Dataset rows for apps and sites:

++++++++++

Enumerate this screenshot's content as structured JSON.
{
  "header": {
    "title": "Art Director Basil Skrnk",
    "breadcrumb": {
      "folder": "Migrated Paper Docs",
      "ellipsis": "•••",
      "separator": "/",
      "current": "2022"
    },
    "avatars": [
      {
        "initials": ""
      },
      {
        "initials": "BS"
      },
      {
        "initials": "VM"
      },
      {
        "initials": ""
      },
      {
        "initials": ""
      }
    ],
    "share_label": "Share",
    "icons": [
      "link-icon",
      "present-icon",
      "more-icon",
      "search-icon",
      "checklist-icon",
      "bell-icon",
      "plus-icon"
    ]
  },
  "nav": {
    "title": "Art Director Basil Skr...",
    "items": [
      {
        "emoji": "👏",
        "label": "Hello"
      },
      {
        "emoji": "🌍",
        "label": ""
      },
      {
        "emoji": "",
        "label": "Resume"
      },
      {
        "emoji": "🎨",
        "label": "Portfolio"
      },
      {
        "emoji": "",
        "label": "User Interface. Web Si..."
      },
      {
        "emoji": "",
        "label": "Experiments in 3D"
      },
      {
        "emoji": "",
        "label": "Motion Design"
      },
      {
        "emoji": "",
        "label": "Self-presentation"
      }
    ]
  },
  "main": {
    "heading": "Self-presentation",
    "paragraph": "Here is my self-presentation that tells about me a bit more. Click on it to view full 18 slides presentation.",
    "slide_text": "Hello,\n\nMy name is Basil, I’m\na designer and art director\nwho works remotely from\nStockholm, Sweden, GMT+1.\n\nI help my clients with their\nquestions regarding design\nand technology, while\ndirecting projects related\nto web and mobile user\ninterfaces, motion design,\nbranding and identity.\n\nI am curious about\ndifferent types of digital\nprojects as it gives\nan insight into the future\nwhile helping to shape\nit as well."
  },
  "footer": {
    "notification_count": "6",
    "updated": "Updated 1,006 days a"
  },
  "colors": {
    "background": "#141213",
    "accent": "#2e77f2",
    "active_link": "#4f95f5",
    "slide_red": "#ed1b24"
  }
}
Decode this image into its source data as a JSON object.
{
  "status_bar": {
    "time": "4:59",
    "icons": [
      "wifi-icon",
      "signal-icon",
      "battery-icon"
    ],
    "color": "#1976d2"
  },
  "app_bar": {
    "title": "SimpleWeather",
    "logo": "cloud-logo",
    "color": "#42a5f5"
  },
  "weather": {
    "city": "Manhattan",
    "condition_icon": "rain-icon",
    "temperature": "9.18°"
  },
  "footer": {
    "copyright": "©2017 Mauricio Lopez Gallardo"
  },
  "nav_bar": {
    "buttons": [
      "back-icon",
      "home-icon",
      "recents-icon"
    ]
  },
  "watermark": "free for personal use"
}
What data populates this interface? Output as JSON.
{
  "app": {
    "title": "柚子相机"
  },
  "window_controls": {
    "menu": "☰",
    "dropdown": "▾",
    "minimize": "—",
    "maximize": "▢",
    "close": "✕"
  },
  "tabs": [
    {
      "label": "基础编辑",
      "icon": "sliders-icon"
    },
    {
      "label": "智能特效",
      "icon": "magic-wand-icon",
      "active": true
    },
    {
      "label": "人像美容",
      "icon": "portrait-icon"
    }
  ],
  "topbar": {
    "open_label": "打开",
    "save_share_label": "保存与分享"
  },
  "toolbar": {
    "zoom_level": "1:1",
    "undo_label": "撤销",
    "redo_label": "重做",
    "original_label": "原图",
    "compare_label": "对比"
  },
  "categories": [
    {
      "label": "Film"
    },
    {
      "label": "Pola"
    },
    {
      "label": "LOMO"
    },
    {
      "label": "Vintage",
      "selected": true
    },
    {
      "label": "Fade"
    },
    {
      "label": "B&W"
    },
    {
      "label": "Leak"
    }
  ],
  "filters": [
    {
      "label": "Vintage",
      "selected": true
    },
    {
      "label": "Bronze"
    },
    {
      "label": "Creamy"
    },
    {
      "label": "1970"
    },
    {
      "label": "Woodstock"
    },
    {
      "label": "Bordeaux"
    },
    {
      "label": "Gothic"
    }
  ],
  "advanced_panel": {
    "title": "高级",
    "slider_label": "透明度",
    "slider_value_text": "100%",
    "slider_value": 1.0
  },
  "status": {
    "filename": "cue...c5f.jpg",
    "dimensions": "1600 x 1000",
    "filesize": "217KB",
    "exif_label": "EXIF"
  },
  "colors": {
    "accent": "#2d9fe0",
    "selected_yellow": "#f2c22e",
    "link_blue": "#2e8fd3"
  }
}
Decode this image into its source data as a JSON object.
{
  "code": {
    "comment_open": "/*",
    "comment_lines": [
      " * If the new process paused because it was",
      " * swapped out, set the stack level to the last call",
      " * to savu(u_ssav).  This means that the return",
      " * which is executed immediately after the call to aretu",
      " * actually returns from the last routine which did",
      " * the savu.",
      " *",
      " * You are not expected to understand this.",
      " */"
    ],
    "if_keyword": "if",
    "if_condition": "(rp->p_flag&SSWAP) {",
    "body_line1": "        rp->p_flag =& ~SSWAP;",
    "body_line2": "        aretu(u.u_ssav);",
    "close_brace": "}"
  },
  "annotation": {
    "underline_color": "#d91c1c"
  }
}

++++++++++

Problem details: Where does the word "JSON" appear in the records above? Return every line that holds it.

Task solution:
Enumerate this screenshot's content as structured JSON.
Decode this image into its source data as a JSON object.
What data populates this interface? Output as JSON.
Decode this image into its source data as a JSON object.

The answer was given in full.